Another 150 Oklahomans are answering the call to duty.
They're in training for deployment to Afghanistan. It's an engineering company heading out soon to help as other troops are withdrawing from the country.
The 1220th Engineering Company does a lot of driving in convoys. It's one of the most dangerous roles for soldiers in Afghanistan now, with the risk of roadside bombs. That's why they're training at Camp Gruber on how to judge the danger and avoid it.
"We always stay alert, someone is always watching and you always have to present yourself as a hard target," said Sgt. Brian Bigfeather.
Most of the soldiers have deployed overseas before, but with the dangers they face, training on security is a top priority and they take it slow.

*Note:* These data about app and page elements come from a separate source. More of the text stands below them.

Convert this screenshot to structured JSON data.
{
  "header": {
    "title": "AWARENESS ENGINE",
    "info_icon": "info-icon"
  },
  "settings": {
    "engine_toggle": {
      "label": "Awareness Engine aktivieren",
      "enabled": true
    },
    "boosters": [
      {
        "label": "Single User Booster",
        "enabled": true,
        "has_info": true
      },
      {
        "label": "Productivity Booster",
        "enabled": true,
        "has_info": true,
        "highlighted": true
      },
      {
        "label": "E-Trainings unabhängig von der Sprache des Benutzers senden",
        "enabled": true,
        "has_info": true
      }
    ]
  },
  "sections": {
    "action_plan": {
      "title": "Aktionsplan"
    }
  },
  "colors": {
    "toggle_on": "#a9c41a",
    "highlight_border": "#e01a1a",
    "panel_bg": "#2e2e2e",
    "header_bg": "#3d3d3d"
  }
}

When they pull out of a secure area, the overriding concern is to complete the mission and get back safely. So, they spend days driving around Camp Gruber, heading into uncertain scenarios with other soldiers playing the roles of locals. either friendly or unfriendly. The soldiers in the convoy don't know. That's the training.
"How to react to a situation when it arises," said Staff Sgt. Laprix Davis.

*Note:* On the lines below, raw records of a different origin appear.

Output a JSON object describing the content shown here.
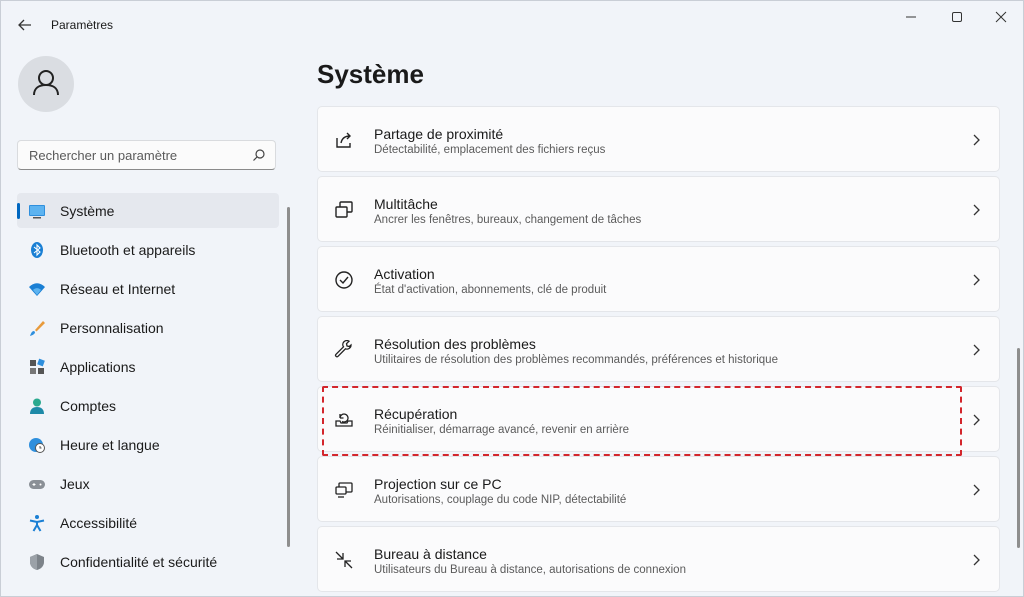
{
  "window": {
    "title": "Paramètres",
    "back_icon": "back-arrow-icon",
    "controls": [
      "minimize-icon",
      "maximize-icon",
      "close-icon"
    ]
  },
  "sidebar": {
    "avatar_icon": "user-icon",
    "search": {
      "placeholder": "Rechercher un paramètre",
      "icon": "search-icon"
    },
    "items": [
      {
        "label": "Système",
        "icon": "monitor-icon",
        "active": true
      },
      {
        "label": "Bluetooth et appareils",
        "icon": "bluetooth-icon"
      },
      {
        "label": "Réseau et Internet",
        "icon": "wifi-icon"
      },
      {
        "label": "Personnalisation",
        "icon": "brush-icon"
      },
      {
        "label": "Applications",
        "icon": "apps-icon"
      },
      {
        "label": "Comptes",
        "icon": "account-icon"
      },
      {
        "label": "Heure et langue",
        "icon": "globe-clock-icon"
      },
      {
        "label": "Jeux",
        "icon": "gamepad-icon"
      },
      {
        "label": "Accessibilité",
        "icon": "accessibility-icon"
      },
      {
        "label": "Confidentialité et sécurité",
        "icon": "shield-icon"
      }
    ]
  },
  "main": {
    "title": "Système",
    "cards": [
      {
        "title": "Partage de proximité",
        "subtitle": "Détectabilité, emplacement des fichiers reçus",
        "icon": "share-icon"
      },
      {
        "title": "Multitâche",
        "subtitle": "Ancrer les fenêtres, bureaux, changement de tâches",
        "icon": "multitask-icon"
      },
      {
        "title": "Activation",
        "subtitle": "État d'activation, abonnements, clé de produit",
        "icon": "check-circle-icon"
      },
      {
        "title": "Résolution des problèmes",
        "subtitle": "Utilitaires de résolution des problèmes recommandés, préférences et historique",
        "icon": "wrench-icon"
      },
      {
        "title": "Récupération",
        "subtitle": "Réinitialiser, démarrage avancé, revenir en arrière",
        "icon": "recovery-icon",
        "highlighted": true
      },
      {
        "title": "Projection sur ce PC",
        "subtitle": "Autorisations, couplage du code NIP, détectabilité",
        "icon": "projection-icon"
      },
      {
        "title": "Bureau à distance",
        "subtitle": "Utilisateurs du Bureau à distance, autorisations de connexion",
        "icon": "remote-desktop-icon"
      }
    ]
  },
  "colors": {
    "accent": "#0067c0",
    "highlight_border": "#d3262c",
    "background": "#f1f4f9"
  }
}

Davis is on his fourth deployment, but his first with soldiers under his command.
"As long as I make it and the soldiers make it through another day, that's all that matters—battle focus," Davis said.
This group of soldiers will spend another couple of weeks training at Camp Gruber, then go to Fort Bliss, in Texas, before leaving for Afghanistan in April.
Their mission in Afghanistan is primarily deconstruction, as the Army pulls out of bases in the eastern part of the country.
They'll also do repair work, as the Afghan security forces takes over.
"We actually have a deconstruction mission, which basically consists of tearing down the bases over there," said Captain Joshua Lawson.
The National Guard has a deployment ceremony for next Tuesday, in Muskogee.
The 1220th will be mobilized for a year and will spend nine months overseas.